Kenny Hallaert knows a thing or two about navigating massive-field tournaments. He finished sixth in the 2016 WSOP Main Event for $1.46 million and fifth place in Colossus I in 2015 for $182,348. His poker resumé includes $3.67 million in tournament winnings.
Hallaert spoke with PokerNews at the Rio about the strategy involved in deep-entry tournaments like the Colossus and the Main Event.
Playing the Early Game
In analyzing big-field tournaments, Hallaert notes the big differences between The Colossus and the Main Event. For The Colossus, the structure offers players only starting stacks of 5,000 and only 30 minute levels on Day 1. Those don't favor players that go in with a loose play mindset.
"You don't have much time to actually wait compared to the Main Event," he says. "It's completely different, so I have a different approach for both tournaments."

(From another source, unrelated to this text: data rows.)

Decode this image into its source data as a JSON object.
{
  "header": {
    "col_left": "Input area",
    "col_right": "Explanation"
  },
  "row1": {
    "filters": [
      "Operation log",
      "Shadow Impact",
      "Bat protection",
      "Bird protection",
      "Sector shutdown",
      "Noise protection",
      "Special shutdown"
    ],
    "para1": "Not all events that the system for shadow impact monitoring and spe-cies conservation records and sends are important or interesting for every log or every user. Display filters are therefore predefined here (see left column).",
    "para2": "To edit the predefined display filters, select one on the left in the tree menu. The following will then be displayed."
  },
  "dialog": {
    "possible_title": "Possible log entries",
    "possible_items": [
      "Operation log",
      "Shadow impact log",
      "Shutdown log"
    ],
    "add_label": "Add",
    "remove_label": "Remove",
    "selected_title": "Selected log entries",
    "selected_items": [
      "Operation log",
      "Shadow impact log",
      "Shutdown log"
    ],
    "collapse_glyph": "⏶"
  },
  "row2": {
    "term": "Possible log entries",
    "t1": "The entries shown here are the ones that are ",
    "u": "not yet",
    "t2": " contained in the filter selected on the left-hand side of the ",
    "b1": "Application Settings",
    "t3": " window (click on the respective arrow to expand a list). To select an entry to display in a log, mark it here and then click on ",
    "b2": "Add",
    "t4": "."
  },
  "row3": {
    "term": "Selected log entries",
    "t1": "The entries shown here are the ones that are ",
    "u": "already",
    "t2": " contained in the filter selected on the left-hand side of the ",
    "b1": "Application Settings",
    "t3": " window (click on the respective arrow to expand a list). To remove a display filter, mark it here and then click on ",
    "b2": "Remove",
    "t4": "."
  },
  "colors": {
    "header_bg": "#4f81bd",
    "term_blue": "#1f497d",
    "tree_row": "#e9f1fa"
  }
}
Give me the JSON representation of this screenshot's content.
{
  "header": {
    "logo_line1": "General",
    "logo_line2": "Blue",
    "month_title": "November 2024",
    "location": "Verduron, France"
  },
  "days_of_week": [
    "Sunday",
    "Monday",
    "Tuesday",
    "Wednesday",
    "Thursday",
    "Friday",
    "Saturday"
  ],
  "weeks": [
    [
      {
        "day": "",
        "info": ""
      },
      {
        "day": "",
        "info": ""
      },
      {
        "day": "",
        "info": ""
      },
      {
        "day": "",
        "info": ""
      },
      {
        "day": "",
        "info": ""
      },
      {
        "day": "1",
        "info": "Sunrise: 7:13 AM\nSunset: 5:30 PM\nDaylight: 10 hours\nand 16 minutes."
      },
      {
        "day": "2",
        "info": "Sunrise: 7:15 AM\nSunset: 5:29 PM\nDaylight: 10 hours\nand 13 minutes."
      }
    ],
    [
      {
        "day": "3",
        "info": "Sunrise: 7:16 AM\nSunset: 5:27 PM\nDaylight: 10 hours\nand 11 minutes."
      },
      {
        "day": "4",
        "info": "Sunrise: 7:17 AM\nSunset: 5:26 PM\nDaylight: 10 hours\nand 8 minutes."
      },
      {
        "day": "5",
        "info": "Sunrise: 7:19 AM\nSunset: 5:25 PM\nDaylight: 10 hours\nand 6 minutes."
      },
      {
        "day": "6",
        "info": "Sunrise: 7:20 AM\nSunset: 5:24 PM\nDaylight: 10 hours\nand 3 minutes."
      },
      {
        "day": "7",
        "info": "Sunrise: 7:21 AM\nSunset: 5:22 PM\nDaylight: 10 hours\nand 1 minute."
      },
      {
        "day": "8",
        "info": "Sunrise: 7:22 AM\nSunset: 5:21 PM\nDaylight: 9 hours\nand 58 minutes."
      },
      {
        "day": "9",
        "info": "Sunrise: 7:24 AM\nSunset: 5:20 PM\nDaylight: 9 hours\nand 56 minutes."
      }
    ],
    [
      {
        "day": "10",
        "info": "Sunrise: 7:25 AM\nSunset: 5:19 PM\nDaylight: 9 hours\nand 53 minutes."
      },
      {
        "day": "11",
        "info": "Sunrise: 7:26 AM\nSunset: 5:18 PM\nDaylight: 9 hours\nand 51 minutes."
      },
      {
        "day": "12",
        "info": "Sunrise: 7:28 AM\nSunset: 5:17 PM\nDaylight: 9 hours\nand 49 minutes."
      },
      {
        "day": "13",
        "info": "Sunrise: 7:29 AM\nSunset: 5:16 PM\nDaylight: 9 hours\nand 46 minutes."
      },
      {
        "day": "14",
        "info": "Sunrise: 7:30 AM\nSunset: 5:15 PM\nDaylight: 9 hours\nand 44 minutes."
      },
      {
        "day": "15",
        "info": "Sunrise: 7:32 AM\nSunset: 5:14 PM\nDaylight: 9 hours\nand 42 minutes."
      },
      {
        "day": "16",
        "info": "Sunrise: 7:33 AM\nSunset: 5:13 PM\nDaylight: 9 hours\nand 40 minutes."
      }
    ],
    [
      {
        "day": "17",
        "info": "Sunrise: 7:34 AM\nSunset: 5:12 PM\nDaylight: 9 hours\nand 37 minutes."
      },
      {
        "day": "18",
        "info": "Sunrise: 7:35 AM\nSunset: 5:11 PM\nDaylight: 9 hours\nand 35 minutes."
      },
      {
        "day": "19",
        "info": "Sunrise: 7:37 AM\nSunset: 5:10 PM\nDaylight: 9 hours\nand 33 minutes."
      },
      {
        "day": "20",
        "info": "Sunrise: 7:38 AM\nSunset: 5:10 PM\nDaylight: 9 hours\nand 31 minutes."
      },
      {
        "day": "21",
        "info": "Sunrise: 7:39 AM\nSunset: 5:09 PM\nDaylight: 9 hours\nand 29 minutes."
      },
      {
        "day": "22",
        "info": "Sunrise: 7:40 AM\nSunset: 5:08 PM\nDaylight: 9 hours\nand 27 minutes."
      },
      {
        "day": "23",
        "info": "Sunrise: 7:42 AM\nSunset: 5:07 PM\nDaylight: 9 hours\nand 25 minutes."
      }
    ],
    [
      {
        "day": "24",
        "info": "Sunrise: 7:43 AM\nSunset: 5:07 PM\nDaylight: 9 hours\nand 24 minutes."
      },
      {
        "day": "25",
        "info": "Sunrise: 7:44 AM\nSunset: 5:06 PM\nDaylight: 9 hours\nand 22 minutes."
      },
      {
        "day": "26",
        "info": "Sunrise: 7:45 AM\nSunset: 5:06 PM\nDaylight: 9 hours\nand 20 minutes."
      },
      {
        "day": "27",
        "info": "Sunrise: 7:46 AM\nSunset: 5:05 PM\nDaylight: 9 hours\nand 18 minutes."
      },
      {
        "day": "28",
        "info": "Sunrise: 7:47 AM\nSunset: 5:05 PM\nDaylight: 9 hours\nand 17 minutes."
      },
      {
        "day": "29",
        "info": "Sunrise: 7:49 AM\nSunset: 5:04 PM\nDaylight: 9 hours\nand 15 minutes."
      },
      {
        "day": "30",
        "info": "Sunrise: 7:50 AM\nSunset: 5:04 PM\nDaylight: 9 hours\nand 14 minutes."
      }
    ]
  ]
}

In The Colossus, players don't have time to lose a few pots or they may soon be firing a second or third bullet. Hallaert recommends tightening up your game early on so that you have enough chips to bet when you do make a hand and can get paid off. Missing hands can be expensive in these types of formats, Hallaert says, and can siphon off chips that are much more valuable in a structure like in the Colossus.
"You need to play a little more straightforward," he says. "You cannot really three-bet bluff, that's something you can do more in the Main Event. It's way more straightforward in these types of fields."
I'm not going to fire away bullets if it's not necessary. I'm still going to try and play as optimal as possible.
Another key recommendation? Hallaert says with only a limited stack it's important to be on time so you have more play at lower levels to build a stack. Quickly escalating blind levels are a disadvantage for late arrivers.
In the Main Event, with two-hour levels, he plays many more hands early on trying to see more flops and to exploit the mistakes opponents are making. Hitting a few flops can help a player get paid off from mistake-prone opponents and help build a chip stack.
Another mistake players make in re-entry formats, Hallaert believes, is loosening their normal play or deviating from their game plan because they know there is always a chance to fire another bullet. Taking more risk because of the format is not a good plan.
"I've been fortunate the last couple of years so had a decent bankroll," he says. "I had the option to fire multiple bullets, but I'm not going to fire away bullets if it's not necessary. I'm still going to try and play as optimal as possible and if I bust, I just see it as entering a new tournament for me and I'm not going to shove it in light because I'm saying, 'Oh well, this is just a re-entry.'"
Play as best as possible, he adds, without splashing chips and taking on more risk.
Keep It Rolling and Build Late
On Day 2 of The Colossus, the structure of the tournament undergoes a significant change. Those who advance now have one-hour levels going forward, which should help players begin to amass more chips and open up their play significantly.
"Once you get to the money and the structure gets a little bit better, you can start really playing," Hallaert says. "You can make some bluffs and make some light three-bets for example. Those are all things that are now possible, but hard to do in the beginning."
That early tight play should begin to open up as a player advances further in the tournament.
Once you get to the money and the structure gets a little bit better, you can start really playing
In the later stages of events like the Colossus, when play gets deeper, Hallaert says it is time to further exploit the errors of less experienced players who might still be alive in a tournament with so many entries. Players looking solely to advance in the money may be more ripe to separate from some of their chips.
"Sometimes you see people make mistakes from some sort of pressure they feel or players go into some sort of lockdown and just not playing any more hands," Hallaert says.
A smart player should recognize the playing styles of those at the table and adjust accordingly to exploit those styles and ranges of hands. Later in the tournament offers the best chance at this, with bigger chip stakes and more time to focus on opponents and their tendencies.
"You need to try to look around the table and try to figure out what kind of player each is," Hallaert says. "And try to play as optimal as possible for that type of player."
As players get closer to the final table, less experienced players may begin to play even tighter, offering openings for those willing to open their game up even more.
Hallaert will be back in the Rio for the last day of entries into the Colossus and looking to put his plan into full effect.